**TO DO:** This exercise asks for every line of the material that includes the word "protection".

**DATA PROVIDED:**

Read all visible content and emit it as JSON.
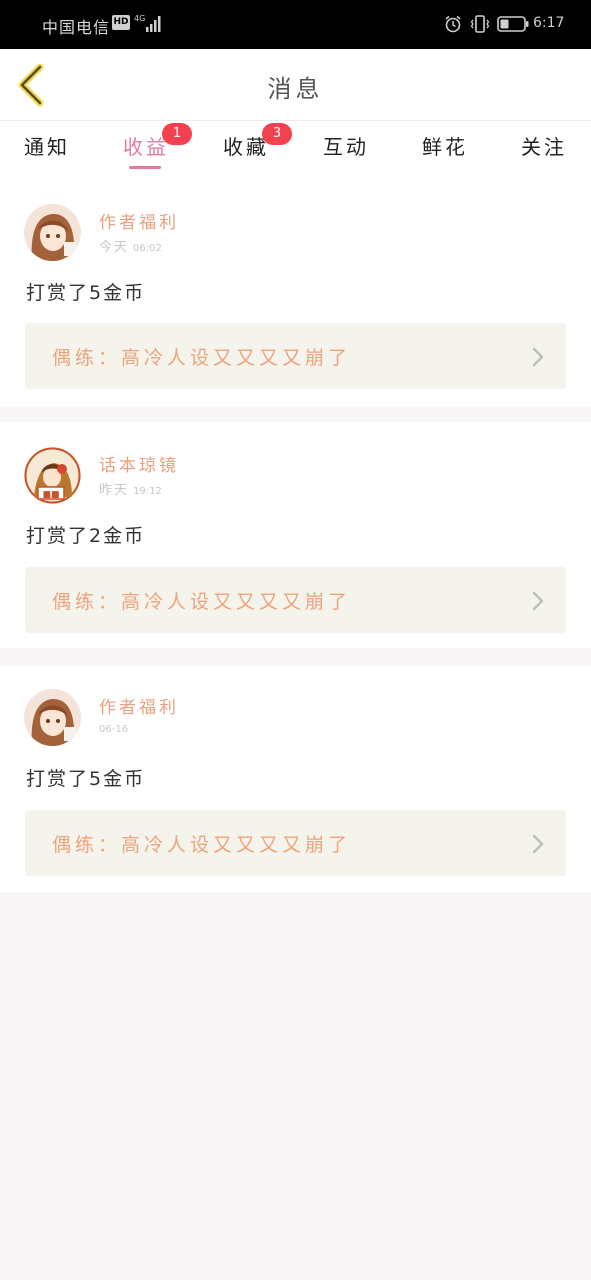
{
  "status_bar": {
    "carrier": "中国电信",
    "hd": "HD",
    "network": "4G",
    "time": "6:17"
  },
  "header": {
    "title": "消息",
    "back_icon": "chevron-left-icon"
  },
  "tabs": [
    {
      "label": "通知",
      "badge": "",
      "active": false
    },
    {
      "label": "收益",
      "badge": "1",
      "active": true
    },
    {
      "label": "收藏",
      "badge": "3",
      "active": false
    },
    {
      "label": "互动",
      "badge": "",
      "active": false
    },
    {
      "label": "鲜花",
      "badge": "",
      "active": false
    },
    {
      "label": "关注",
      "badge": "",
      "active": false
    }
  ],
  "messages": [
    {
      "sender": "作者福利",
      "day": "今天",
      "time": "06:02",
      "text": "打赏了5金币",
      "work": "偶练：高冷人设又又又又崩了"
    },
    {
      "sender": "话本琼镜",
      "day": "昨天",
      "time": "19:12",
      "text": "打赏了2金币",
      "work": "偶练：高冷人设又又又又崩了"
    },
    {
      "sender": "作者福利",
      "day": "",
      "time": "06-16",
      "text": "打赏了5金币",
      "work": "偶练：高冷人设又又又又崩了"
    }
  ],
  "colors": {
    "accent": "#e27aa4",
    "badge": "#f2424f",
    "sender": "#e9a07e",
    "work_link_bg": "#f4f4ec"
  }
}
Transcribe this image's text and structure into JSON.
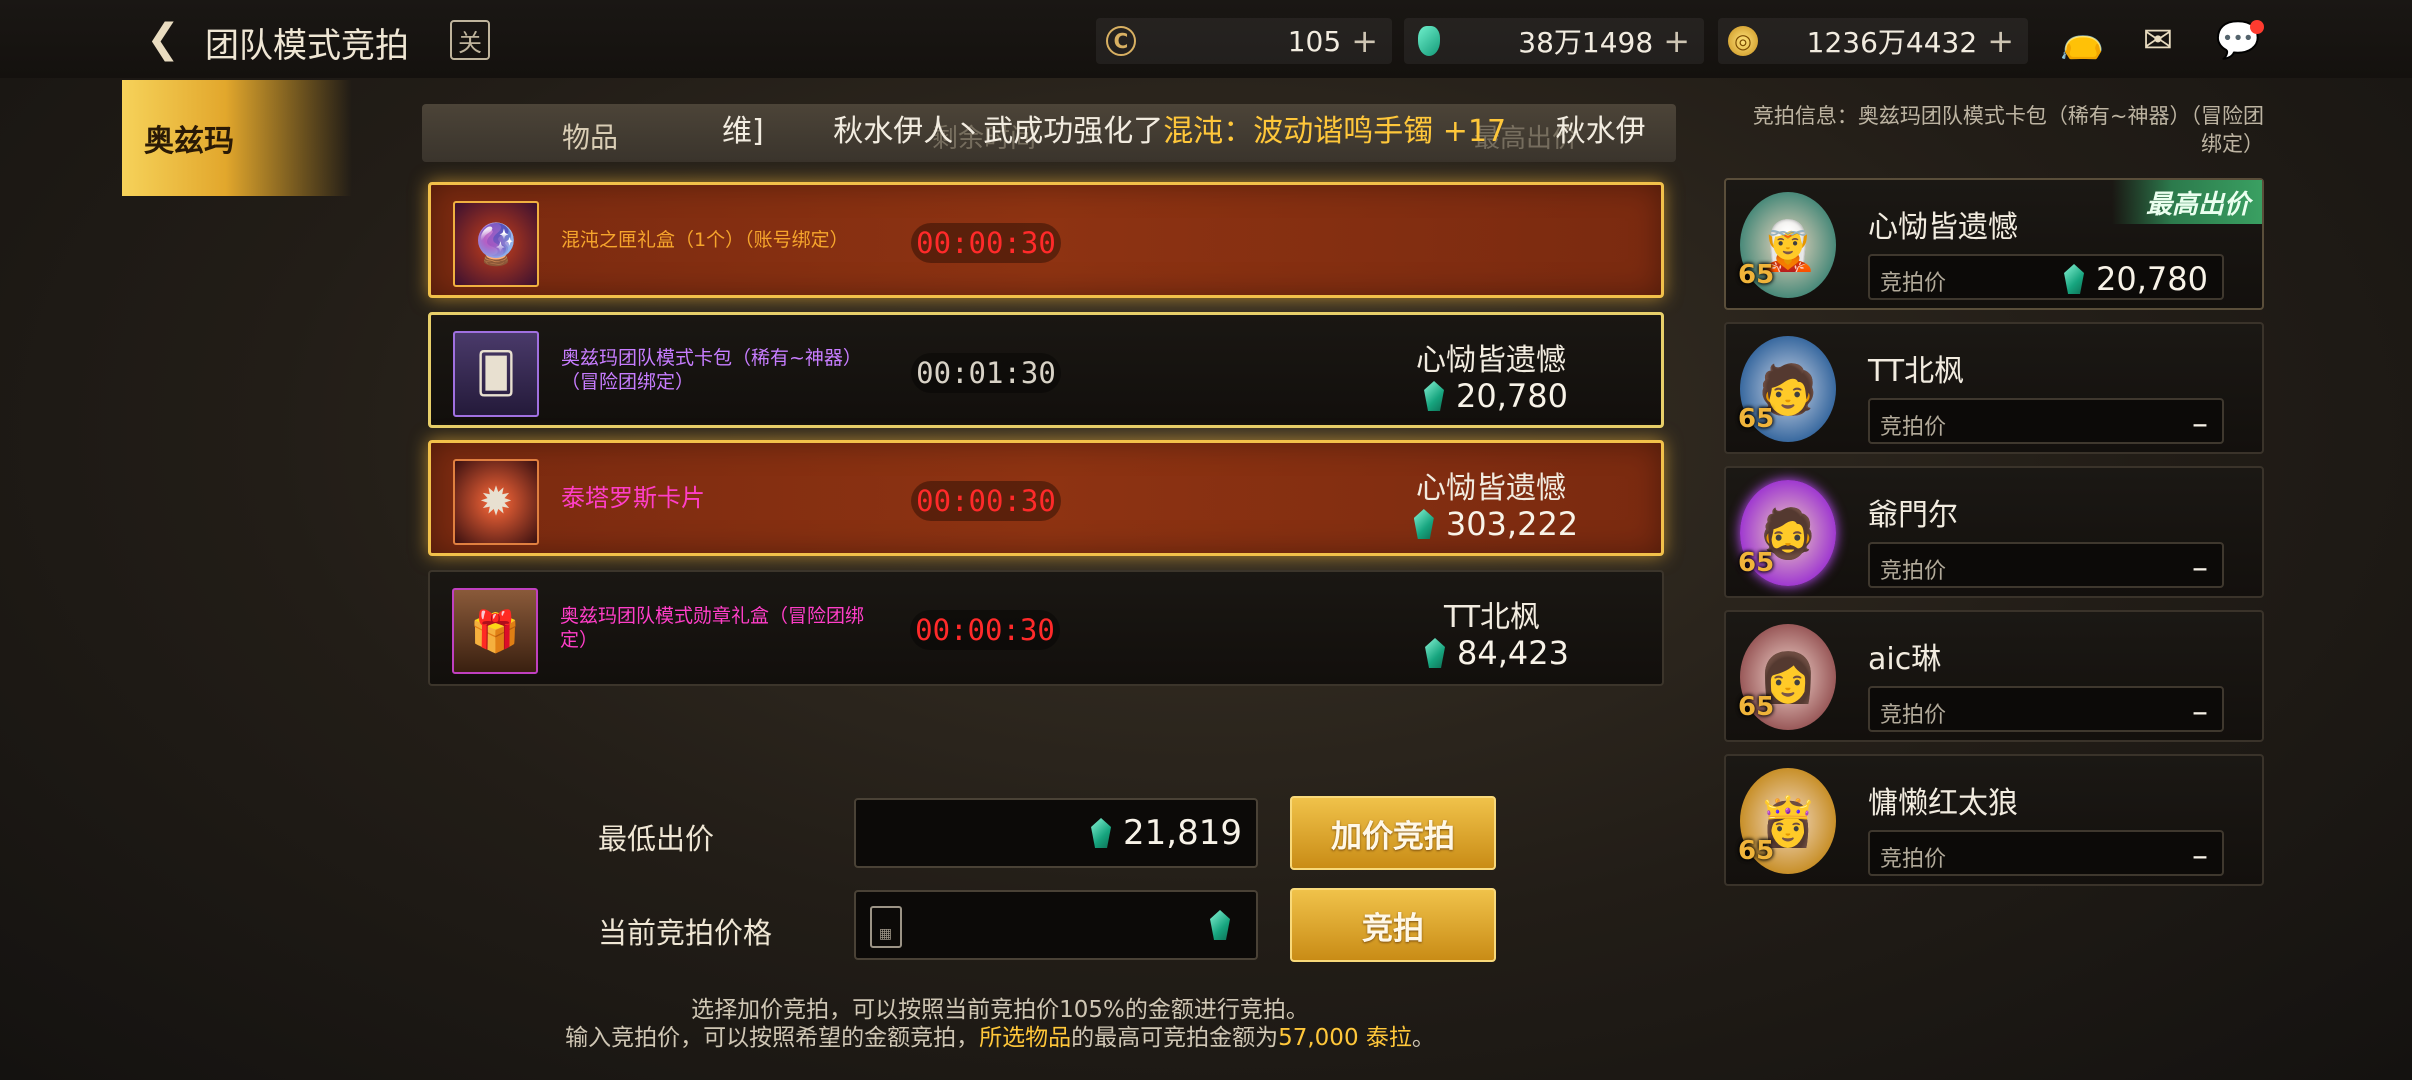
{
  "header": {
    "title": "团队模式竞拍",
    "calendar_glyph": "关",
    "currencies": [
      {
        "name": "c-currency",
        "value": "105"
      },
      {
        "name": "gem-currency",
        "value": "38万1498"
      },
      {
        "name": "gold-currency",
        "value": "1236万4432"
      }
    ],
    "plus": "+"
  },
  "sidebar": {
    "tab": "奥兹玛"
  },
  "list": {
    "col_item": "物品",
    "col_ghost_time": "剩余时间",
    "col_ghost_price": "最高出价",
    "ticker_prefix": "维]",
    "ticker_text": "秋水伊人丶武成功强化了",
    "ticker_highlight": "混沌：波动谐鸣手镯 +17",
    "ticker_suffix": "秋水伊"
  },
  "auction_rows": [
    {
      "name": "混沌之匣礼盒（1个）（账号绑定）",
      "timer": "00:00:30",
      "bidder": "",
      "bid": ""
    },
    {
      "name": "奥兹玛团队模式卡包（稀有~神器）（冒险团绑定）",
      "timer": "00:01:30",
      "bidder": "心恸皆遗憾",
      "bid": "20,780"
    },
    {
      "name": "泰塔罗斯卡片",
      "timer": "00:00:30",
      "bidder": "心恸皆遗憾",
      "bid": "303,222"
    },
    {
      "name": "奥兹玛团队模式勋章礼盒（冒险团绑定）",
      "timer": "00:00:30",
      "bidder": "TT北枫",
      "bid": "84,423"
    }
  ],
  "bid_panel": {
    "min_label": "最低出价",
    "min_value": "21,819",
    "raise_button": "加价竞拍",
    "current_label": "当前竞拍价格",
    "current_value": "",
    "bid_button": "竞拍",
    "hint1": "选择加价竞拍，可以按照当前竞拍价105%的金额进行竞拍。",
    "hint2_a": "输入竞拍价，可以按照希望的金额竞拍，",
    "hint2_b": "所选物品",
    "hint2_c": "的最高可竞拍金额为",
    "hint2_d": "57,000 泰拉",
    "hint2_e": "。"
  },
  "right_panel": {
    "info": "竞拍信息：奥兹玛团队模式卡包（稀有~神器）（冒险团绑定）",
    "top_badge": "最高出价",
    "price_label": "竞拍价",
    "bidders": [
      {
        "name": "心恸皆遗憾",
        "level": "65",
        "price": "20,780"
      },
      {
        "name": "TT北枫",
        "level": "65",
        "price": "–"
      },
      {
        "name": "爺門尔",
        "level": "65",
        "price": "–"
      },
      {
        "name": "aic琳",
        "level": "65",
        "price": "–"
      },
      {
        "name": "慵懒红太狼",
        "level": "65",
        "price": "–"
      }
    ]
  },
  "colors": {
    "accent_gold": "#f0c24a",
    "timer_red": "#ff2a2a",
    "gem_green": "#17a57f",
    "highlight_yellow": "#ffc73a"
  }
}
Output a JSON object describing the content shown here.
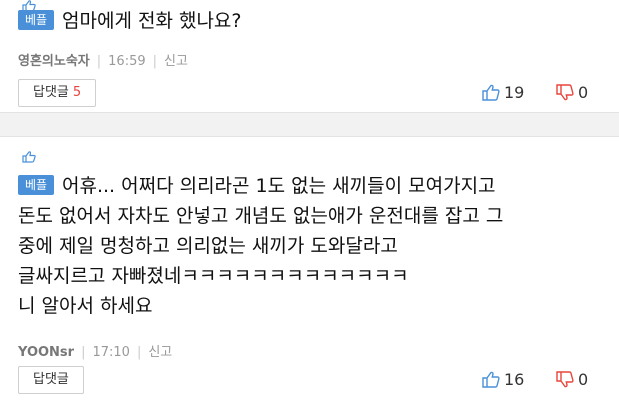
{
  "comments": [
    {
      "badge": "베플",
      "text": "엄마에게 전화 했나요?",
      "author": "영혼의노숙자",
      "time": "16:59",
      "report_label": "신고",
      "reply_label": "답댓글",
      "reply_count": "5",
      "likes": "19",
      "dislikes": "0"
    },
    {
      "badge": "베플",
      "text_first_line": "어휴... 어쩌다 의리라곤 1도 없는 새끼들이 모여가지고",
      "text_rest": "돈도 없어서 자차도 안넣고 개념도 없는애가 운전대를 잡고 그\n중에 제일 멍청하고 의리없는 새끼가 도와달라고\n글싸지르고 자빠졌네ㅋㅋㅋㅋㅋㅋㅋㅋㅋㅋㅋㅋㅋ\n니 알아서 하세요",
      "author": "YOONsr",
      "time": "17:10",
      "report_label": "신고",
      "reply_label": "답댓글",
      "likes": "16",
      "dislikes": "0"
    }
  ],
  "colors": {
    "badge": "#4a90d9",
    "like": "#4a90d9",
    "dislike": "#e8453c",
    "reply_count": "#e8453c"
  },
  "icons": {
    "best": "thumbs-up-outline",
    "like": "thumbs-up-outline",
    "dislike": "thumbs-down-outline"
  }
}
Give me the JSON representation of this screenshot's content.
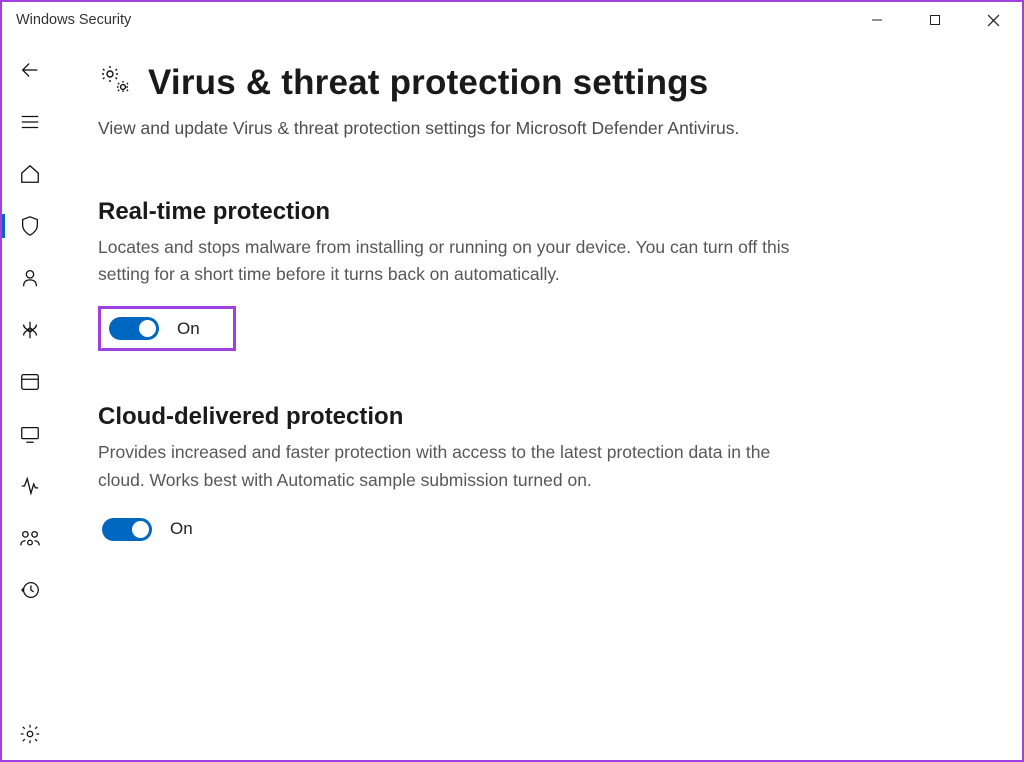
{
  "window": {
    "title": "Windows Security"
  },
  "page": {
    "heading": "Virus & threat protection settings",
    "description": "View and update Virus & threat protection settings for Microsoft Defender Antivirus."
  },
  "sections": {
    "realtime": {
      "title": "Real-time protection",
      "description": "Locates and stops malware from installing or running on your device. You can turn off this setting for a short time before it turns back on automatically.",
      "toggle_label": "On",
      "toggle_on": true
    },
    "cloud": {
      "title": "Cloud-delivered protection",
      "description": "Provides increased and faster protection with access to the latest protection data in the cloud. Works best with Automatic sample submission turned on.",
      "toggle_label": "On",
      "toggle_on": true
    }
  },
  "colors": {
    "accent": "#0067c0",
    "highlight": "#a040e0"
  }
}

**EXPECTED ANSWER:**
    "heading": "Virus & threat protection settings",
    "description": "View and update Virus & threat protection settings for Microsoft Defender Antivirus."
      "title": "Real-time protection",
      "title": "Cloud-delivered protection",
      "description": "Provides increased and faster protection with access to the latest protection data in the cloud. Works best with Automatic sample submission turned on.",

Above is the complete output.